Don’t we all wish we could have solved the crisis by just finding a better paid job or by having rich parents that can help us purchase our first home?

Today, we look at why just increasing housing supply won’t be enough to improve the decreasing housing affordability.


Mathias Cormann (Source: Liberal.org)

Does Increasing Supply help aspiring first home buyers save for a deposit?

Up to a certain extent, it may help first home buyers that are currently saving, as increasing supply will have the effect of limited the price gains we have seen in the last few years, therefore this will provide first home buyers with more clarity on how much they will required to save to reach their goal. A recent survey conducted by FHBA found that 85% of survey respondents said that the biggest problem they faced in obtaining their first home was related to the deposit, the highest transaction cost component stamp duty) and the cost of housing itself. In addition, record low interest rates, rising rent prices, high stamp duty costs and the removal of the First home savers account doesn’t help aspiring first home buyers that are currently saving.

Part of FHBA’s 5 Point Plan petitioning the Government’s for change we address these issues by proposing Stamp Duty reform (at the State Government level) and the return of the First Home Savers Account (Federal Government level) with more attractive features to increase take up of this account.

Is the new supply providing affordable solutions for first home buyers?

Traditionally, units and apartments were generally for those buyers who couldn’t afford other forms of housing as they provided a great entry level solution for those getting onto the property ladder. Whilst the first home owner grants are available to those buying off-the-plan/new apartments, most new developments are now considered luxurious, mainly because the developers are targeting foreign investors (& baby boomers) who are cashed up and are willing to pay the premium to purchase these apartments with all the amenities that a hotel would usually have.
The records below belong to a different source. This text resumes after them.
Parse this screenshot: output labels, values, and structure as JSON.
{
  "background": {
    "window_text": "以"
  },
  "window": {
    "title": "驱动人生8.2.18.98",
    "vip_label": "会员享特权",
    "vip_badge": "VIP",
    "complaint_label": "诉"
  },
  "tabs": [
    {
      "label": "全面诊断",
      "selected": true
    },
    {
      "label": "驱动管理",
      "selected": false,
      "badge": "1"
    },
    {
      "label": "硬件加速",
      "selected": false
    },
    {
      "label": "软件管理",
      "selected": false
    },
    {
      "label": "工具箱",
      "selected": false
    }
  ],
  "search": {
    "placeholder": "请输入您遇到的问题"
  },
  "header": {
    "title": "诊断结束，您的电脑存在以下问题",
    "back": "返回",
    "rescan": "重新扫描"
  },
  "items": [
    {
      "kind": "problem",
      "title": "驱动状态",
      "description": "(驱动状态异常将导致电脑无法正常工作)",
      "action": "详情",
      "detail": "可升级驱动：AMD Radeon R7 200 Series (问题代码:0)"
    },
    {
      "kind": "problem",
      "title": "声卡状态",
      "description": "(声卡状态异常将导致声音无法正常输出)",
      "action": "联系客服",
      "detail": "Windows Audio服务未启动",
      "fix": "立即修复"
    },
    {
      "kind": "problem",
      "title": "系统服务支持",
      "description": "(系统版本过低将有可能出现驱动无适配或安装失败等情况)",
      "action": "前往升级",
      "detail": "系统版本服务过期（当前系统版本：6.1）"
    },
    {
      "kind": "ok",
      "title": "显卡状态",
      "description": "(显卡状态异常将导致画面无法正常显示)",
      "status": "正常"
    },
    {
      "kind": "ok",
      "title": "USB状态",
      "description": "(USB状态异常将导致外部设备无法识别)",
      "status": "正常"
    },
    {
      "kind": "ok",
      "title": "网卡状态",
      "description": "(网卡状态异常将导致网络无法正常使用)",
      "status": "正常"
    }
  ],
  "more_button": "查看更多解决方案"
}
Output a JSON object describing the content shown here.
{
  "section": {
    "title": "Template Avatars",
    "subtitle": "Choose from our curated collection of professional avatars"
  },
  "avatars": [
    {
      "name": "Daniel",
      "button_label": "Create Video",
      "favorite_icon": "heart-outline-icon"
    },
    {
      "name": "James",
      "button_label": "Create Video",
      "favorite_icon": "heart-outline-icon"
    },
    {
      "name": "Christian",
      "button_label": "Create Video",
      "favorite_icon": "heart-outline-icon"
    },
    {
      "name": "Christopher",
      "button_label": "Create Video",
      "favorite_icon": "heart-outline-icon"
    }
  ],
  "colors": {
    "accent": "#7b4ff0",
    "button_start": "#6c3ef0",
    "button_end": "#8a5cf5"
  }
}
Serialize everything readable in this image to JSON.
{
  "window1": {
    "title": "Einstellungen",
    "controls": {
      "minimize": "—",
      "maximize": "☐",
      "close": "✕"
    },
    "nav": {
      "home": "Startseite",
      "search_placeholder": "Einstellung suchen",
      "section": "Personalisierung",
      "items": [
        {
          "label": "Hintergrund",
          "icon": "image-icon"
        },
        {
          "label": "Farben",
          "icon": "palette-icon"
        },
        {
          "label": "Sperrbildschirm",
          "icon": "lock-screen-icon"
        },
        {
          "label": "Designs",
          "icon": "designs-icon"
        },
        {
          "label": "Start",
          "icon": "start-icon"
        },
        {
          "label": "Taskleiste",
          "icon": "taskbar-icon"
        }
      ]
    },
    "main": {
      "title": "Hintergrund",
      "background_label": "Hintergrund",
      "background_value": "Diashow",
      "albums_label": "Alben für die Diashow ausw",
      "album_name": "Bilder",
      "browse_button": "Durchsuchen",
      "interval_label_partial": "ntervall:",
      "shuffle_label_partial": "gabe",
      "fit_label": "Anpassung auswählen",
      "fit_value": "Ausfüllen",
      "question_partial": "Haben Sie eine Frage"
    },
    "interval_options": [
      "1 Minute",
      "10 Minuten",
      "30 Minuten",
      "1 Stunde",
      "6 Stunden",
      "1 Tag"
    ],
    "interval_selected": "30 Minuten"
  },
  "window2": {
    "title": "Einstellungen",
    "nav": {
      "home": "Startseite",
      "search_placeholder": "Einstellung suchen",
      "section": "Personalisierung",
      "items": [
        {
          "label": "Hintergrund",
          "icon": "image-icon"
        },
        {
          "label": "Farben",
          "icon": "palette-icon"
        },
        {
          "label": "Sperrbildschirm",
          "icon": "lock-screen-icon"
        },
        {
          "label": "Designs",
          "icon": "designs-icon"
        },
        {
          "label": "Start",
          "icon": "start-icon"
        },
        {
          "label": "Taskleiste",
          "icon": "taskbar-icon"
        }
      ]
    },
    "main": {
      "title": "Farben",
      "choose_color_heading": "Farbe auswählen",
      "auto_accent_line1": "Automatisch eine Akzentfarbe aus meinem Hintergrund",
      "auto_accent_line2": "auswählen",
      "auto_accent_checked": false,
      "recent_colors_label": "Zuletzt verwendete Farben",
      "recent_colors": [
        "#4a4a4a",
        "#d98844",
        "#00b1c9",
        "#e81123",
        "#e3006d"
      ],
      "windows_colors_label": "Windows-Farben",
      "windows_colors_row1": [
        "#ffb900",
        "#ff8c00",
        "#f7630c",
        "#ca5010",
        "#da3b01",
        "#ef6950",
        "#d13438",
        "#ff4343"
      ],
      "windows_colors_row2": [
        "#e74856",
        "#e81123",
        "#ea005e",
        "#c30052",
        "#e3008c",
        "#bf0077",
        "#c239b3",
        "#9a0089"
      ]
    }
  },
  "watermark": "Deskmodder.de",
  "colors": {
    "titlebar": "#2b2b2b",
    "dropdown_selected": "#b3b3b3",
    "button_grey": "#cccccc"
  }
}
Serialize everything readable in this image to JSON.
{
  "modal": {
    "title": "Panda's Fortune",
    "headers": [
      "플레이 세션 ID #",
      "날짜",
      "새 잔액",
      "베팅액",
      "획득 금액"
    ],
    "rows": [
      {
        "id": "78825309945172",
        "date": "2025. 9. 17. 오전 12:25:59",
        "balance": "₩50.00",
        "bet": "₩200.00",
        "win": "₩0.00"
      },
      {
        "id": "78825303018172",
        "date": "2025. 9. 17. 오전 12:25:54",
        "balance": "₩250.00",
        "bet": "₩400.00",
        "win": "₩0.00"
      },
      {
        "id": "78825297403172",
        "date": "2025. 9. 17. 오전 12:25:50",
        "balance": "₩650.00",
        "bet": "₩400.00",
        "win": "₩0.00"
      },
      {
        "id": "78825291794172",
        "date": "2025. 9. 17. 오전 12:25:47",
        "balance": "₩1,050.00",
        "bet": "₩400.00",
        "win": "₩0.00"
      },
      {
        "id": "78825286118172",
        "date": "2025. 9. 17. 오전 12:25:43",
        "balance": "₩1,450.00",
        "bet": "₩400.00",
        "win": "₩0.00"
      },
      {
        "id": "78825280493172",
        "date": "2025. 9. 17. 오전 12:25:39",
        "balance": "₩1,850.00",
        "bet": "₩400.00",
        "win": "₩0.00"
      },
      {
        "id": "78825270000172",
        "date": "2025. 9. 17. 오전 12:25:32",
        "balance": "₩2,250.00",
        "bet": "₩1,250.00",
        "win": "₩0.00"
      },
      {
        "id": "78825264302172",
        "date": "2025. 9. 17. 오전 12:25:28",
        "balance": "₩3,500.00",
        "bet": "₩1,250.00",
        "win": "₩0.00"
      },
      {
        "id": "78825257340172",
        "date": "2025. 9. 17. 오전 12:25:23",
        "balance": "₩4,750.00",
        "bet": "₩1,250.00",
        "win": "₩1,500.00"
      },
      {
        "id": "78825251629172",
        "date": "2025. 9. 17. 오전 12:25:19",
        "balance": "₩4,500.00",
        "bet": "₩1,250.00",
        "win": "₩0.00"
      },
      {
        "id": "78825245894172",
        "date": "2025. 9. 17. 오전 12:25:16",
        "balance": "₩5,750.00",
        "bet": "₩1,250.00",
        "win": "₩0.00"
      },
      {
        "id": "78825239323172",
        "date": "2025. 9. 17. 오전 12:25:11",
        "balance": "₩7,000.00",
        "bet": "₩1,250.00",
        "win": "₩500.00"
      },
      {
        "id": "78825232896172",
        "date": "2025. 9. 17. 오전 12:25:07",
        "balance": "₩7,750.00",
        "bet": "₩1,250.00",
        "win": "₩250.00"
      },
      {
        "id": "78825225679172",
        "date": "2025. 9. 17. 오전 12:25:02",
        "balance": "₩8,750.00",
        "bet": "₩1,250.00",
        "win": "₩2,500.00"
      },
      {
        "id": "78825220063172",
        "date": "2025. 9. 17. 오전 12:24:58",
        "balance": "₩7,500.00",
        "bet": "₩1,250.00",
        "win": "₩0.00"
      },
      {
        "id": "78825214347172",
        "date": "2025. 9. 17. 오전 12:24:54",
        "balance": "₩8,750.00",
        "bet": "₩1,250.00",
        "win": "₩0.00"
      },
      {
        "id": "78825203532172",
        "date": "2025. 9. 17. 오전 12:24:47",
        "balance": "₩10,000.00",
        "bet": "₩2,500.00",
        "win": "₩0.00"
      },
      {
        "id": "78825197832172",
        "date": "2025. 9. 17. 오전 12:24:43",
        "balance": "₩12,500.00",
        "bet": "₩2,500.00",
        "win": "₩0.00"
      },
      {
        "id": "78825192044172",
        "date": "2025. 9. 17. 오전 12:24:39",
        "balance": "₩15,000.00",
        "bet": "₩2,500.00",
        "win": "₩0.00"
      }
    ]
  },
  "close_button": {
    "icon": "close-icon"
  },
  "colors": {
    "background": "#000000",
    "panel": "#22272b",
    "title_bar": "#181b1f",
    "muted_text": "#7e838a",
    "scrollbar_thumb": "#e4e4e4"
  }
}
A perfect example can be seen below; a 2 bedroom apartment in Western Sydney priced from $846,000 fixed with modern and luxurious finishes:

Western Sydney example

This particular apartment will not be eligible for the grant or any stamp duty concessions and is out of reach for the majority of aspiring first home buyers in Sydney. It is one of numerous examples.

One way to solve this problem could be to introduce policies that encourage more affordable, entry level housing development. Not all new apartments need to be ‘luxury’.

How long will it take for the Coalition to implement policies in conjunction with the State Governments and local councils?

In the ABC Q&A Interview above, Mr Cormann states that ‘the housing affordability issue is real and the way to deal with it is to work with State & Territory Governments to free up the release of land and increase the supply of housing’. FHBA agrees with Mr Cormann here but we are concerned about the time it will take to worth the State & Local Governments to fast track the supply of land and new housing. If the Government really cared about the issue they would have acted on this in the last few years of being in Government, instead of just talking about it. Now that the Election is upon us this is their featured response to addressing housing affordability. Some more imagination and thinking outside of the box would be nice to see.

The issue of housing affordability is happening now, it needs attention now. With State & Local Governments having a tendency to act slowly and react too late, we don’t believe any significant solutions will be forthcoming in the near future. This will have the effect of delaying the Great Australian Dream of home ownership for young Australians.

Nothing to help First Home Buyers save a deposit

Another issue is the deposit saving phase, which is the hardest part about being a first home buyer. Neither major party has addressed this serious issue. Stay tuned for our blog on who to vote for if affordable housing is most important to you later this week, which will provide you with some further insights so you can make an informed vote this Saturday.

First Home Buyers Australia
First Home Buyers Australia

Australia’s leading organisation specialising in assisting first home buyers achieve the great Australian dream of property ownership.